Segment Open

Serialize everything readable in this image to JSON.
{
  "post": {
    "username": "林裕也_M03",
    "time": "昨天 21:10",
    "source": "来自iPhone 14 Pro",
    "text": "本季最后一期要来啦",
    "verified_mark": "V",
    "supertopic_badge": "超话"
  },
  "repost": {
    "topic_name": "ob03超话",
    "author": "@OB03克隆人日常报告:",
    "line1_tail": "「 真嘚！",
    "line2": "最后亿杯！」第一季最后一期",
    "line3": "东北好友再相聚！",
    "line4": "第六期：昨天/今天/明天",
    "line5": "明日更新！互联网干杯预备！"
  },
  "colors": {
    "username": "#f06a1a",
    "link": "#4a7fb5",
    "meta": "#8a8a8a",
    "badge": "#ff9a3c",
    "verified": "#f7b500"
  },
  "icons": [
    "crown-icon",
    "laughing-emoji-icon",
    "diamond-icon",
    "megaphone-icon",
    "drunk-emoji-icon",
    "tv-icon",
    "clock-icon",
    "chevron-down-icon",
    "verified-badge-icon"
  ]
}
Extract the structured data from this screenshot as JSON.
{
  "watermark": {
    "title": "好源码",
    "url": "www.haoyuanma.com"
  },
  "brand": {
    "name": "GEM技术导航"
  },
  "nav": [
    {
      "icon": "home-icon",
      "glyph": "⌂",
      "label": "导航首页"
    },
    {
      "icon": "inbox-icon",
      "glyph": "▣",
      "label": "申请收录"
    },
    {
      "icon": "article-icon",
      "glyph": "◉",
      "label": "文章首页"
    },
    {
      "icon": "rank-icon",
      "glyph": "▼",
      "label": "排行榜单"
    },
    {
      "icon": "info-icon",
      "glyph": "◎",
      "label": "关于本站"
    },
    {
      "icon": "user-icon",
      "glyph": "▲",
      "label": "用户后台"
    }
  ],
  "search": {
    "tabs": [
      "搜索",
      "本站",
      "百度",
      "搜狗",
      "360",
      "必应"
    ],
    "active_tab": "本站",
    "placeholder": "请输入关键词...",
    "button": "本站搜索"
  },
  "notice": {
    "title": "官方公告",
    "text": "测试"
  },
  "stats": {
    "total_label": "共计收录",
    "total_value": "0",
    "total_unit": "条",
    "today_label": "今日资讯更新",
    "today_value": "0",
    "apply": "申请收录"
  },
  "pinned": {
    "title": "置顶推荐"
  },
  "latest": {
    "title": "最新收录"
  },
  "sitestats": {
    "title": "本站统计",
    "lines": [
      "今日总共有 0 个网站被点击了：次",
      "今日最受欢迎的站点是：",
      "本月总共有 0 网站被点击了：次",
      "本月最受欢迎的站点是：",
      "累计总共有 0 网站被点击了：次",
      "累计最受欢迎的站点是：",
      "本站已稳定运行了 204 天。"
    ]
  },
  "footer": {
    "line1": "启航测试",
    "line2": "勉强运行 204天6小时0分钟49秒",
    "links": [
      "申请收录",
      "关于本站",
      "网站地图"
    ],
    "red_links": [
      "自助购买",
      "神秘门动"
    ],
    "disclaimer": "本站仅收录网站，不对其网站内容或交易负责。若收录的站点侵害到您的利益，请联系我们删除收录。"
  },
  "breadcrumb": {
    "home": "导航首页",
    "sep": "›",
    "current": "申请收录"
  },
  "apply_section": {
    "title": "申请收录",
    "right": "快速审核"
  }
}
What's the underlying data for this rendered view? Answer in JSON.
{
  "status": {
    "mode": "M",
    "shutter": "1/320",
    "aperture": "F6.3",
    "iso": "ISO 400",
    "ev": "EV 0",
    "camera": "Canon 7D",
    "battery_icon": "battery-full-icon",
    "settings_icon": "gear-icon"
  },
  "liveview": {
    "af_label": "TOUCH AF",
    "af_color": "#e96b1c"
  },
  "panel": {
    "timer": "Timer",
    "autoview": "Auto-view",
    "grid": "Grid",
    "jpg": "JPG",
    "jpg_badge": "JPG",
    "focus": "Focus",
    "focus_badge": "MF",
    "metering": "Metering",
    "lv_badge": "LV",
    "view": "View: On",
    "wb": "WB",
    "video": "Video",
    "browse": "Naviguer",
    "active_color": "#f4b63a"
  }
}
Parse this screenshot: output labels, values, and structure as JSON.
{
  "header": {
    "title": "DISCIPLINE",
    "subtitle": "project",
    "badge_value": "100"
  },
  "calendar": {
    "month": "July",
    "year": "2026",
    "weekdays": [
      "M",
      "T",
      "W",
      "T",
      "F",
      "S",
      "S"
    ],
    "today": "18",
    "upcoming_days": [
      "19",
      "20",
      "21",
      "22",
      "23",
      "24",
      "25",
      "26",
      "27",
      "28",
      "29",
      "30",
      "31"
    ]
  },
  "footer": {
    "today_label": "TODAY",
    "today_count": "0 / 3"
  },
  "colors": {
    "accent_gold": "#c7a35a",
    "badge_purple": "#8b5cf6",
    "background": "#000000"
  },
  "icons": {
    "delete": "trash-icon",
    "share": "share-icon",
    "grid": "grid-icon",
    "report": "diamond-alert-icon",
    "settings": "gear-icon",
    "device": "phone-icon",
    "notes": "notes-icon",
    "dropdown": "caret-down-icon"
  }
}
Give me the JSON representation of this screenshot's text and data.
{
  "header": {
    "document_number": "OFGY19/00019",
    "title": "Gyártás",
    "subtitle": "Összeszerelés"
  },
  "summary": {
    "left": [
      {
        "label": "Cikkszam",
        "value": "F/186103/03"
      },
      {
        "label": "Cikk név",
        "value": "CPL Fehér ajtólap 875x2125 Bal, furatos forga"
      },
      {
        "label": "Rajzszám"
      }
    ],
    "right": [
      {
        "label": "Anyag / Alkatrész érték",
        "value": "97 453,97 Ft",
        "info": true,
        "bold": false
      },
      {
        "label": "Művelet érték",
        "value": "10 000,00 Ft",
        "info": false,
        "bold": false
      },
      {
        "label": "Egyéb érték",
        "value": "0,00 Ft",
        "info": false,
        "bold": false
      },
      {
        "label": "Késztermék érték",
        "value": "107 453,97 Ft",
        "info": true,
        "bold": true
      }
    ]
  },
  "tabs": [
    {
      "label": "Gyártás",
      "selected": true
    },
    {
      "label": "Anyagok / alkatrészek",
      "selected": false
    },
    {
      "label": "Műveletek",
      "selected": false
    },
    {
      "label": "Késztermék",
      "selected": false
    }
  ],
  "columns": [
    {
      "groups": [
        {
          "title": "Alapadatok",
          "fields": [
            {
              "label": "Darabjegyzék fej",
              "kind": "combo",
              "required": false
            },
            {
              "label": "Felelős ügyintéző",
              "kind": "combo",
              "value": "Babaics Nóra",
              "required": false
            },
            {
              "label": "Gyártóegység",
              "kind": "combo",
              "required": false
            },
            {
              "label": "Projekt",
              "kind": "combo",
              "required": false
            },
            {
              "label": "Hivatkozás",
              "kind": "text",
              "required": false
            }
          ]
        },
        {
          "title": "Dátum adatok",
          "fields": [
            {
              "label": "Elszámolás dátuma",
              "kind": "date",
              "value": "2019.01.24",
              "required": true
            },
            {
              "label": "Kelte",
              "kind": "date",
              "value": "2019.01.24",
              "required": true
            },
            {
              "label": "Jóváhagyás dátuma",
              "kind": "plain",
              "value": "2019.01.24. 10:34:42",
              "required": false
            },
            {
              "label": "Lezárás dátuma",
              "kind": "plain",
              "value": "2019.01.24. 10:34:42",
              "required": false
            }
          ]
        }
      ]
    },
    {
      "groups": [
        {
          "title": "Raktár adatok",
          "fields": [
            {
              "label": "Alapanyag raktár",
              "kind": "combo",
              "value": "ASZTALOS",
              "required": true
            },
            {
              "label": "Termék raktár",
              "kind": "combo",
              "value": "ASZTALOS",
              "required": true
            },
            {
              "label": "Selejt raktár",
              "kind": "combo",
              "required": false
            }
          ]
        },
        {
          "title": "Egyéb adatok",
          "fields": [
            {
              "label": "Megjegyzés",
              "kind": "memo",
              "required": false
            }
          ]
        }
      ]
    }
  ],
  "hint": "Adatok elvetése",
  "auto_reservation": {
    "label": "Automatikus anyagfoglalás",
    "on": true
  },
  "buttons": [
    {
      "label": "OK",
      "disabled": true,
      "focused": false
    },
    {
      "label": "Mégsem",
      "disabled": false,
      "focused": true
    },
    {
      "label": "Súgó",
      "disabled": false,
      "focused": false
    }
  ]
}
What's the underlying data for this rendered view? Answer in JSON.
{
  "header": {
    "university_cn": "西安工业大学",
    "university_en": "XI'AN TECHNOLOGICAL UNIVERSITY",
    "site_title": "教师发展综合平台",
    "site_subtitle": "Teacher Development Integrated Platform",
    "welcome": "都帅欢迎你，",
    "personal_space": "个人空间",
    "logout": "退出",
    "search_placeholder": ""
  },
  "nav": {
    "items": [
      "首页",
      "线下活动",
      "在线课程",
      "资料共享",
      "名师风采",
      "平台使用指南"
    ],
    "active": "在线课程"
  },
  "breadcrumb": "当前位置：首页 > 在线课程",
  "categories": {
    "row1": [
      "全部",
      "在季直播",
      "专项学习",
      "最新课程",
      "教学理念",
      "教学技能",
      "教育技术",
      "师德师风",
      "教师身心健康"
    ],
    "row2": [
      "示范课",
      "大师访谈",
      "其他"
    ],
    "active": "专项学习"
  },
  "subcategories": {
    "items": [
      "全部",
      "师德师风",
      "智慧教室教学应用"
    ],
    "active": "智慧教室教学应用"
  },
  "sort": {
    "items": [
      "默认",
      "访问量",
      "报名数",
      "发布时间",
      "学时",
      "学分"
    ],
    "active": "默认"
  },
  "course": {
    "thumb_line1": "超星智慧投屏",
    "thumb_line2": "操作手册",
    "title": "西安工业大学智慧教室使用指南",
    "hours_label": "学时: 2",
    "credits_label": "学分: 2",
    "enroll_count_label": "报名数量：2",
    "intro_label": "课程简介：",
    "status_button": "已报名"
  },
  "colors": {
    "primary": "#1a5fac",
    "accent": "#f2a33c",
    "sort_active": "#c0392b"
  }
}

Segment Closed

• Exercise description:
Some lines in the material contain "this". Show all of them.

• Reply:
Serialize everything readable in this image to JSON.
Extract the structured data from this screenshot as JSON.
What's the underlying data for this rendered view? Answer in JSON.
Parse this screenshot: output labels, values, and structure as JSON.
Give me the JSON representation of this screenshot's text and data.
What's the underlying data for this rendered view? Answer in JSON.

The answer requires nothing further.